As petroleum prices fell in the US last month, foreign import prices followed suit. This is an historic sign of the way low oil prices weigh on inflation.
The good news, perhaps, is that this decrease from prices a year ago was still only the smallest since October of 2014; and its not like prices have been massively high this year to begin with.
For example, Barclays economist Blerina Uruci notes, “In spite of the month-to-month volatility, we view the underlying trend in imported deflation as improving and consistent with a gradual waning of the drag from the stronger dollar and lower global commodity prices.”
Uruci goes on to say that economists do, in fact, expect imported inflation to improve and this will, in turn, help to stabilize the market for domestic core goods over the next few months.
America continues to import deflation out of Asia an Mexico, with the cost of goods imported from Japan, Mexico, and China, for example, falling 0.2 percent in August. But prices for Chinese imports has increased in a monthly report since December.
The decrease in August was strongly led, actually, by a fall in the price of imported communications equipment as well as declines in goods imported from Canada , the EU, and Mexico.
Overall prices for imported capital goods were unchanged last month, while the cost of imported automobiles fell 0.2 percent.

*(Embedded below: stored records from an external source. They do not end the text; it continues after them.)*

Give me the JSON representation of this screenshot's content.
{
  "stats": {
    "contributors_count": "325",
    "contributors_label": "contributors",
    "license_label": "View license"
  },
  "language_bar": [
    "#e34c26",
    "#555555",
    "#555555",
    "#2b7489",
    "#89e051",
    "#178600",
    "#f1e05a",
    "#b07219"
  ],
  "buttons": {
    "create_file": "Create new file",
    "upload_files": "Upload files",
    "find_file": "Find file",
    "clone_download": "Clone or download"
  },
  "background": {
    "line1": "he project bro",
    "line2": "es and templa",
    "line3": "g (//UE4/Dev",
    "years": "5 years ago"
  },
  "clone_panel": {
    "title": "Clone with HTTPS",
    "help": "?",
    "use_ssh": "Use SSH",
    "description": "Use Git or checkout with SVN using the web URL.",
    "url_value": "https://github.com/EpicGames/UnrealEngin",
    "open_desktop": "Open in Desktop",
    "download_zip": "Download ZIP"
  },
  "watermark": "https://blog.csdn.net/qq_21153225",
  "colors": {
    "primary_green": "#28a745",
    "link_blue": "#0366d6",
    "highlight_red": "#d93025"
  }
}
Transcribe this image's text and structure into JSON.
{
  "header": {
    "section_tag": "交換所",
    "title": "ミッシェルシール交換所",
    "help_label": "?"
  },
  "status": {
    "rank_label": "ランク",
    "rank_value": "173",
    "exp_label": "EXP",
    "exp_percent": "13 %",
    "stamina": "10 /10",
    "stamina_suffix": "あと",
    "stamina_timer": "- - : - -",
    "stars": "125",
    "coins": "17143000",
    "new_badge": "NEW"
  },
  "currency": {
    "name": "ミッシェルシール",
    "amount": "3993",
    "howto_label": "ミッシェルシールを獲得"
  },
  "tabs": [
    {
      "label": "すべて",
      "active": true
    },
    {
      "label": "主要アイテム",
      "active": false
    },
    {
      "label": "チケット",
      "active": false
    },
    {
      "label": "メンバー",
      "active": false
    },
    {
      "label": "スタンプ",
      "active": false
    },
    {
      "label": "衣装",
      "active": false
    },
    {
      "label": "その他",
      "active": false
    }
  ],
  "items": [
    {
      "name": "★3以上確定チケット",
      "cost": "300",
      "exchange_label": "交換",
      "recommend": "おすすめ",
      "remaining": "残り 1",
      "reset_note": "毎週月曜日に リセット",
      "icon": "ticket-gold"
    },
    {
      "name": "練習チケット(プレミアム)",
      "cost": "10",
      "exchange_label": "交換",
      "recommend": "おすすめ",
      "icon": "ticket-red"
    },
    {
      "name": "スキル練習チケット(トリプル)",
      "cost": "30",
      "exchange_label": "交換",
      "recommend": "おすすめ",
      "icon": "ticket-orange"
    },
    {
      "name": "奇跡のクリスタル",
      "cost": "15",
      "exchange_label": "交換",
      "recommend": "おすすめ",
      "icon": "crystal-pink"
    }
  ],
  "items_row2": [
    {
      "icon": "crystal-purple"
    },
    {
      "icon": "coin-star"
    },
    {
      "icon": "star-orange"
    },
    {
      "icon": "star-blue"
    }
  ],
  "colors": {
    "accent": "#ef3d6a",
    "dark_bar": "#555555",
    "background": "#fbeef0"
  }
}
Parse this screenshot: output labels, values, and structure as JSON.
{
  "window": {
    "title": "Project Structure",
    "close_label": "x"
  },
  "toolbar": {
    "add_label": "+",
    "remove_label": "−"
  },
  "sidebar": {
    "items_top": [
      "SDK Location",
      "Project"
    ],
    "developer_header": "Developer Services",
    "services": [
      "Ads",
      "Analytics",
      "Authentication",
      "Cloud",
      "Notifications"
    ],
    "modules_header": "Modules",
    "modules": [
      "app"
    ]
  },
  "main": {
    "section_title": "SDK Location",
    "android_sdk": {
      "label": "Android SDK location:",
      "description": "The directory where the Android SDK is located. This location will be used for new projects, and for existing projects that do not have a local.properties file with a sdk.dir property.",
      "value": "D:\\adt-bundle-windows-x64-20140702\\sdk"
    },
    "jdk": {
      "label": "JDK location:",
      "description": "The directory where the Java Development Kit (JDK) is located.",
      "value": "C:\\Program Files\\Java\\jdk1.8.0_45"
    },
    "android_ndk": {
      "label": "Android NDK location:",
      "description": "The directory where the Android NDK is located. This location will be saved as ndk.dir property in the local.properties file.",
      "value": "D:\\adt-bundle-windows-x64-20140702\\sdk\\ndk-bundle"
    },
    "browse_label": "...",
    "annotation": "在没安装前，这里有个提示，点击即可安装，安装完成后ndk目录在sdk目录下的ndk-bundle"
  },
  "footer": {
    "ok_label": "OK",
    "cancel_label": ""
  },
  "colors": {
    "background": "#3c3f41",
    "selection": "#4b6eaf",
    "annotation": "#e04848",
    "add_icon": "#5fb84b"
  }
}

Imported consumer goods prices—not including automobiles—declined about 0.1 percent, while the cost of imported food fell a remarkable 0.5 percent last month.
The report also indicated that export prices fell about 0.8 percent in August, marking the biggest such drop since January of this year. Furthermore, this is following a 0.2 percent increase from the month before. Overall, though, export prices fell 2.4 percent from the same time one year ago.
And with all that in mind, this week’s Labor Department report suggests that near term inflation would continue mostly unnoticeable, with strength garnering in favor of the Fed keeping interest rates steady through next week. This is in spite of the Fed’s desire to raise rates sooner, of course.
Accordingly, Wells Fargo Securities senior economist Sam Bullard, notes, “Most Fed officials expect the gradual climb toward the inflation target to remain intact and the diminishing drag from import price deflation will help, but it’s going to take time. We expect the Fed to remain cautious, leaving rates unchanged next week.”